Pístov surroundings consists of transformed rocks, especially garnet amphibolite. During weathering iron ore, also called limonite ore, was created. Layers of brown to reddish- brown limonite reachead from several centimeters to several decimeters in thickness. Pits remaining after iron ore mining ceased are to be found in nearby Holubín. The last mention about iron ore mining in this place is from 1834. The last output in this year was 1095 mugs of iron. Pístov is known to be a pilgrimage village. The first mention of the pilgrimage church of Sv. Bartoloměj (St.Bartholomew) is from 1236. In the 14th century Pístov passes under the monastery of Teplá. The pilgrimage church was built according to the plans of the brothers Dienzenhofer in the years 1750 – 1765.There is a valuable fresco decoration inside. For centuries Pístov was an important parish center, which extended up to Kosí creek. The tumulus to the north of the village was built in 1965 from roughly hewn stone. The memorial is dedicated to the victims of the Marches of Death that took place at the end of the Second World War. The march, which started in the concentration camps of Legenfeld and Zwickau on the 13th April 1945, amounted to 1 450 men and 150 women.

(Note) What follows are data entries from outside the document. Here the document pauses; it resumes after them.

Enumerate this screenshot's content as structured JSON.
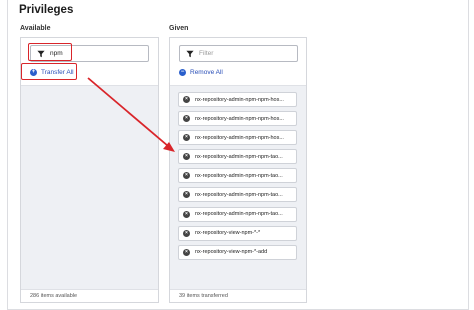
{
  "title": "Privileges",
  "available": {
    "label": "Available",
    "filter_value": "npm",
    "transfer_all_label": "Transfer All",
    "footer": "286 items available"
  },
  "given": {
    "label": "Given",
    "filter_placeholder": "Filter",
    "remove_all_label": "Remove All",
    "footer": "39 items transferred",
    "items": [
      "nx-repository-admin-npm-npm-hos...",
      "nx-repository-admin-npm-npm-hos...",
      "nx-repository-admin-npm-npm-hos...",
      "nx-repository-admin-npm-npm-tao...",
      "nx-repository-admin-npm-npm-tao...",
      "nx-repository-admin-npm-npm-tao...",
      "nx-repository-admin-npm-npm-tao...",
      "nx-repository-view-npm-*-*",
      "nx-repository-view-npm-*-add"
    ]
  },
  "colors": {
    "highlight": "#d9252a",
    "link": "#2a4fb8",
    "panel_bg": "#eef0f4"
  }
}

After eight days they had reached the road between Martinov and Holubín where they had been attacked by mistake by U.S. aircraft gunfire. 16 prisoners died on the spot and all of the remaining injured were mercilessly massacred by German soldiers. In the evening German residents from the nearby Pístov took the victims on four wagons and dumped them in a pit in the forest about 100 m from the cemetery. The place was not marked . Exhumations conducted in March 1946 showed 66 victims in a mass grave. Victims from Poland, the Soviet Union, Italy, Belgium, Germany, Yugoslavia, Hungary and Czechoslovakia were put into coffins and buried with dignity in the cemetery.




GPS position

N 49° 55.443', E 12° 45.853'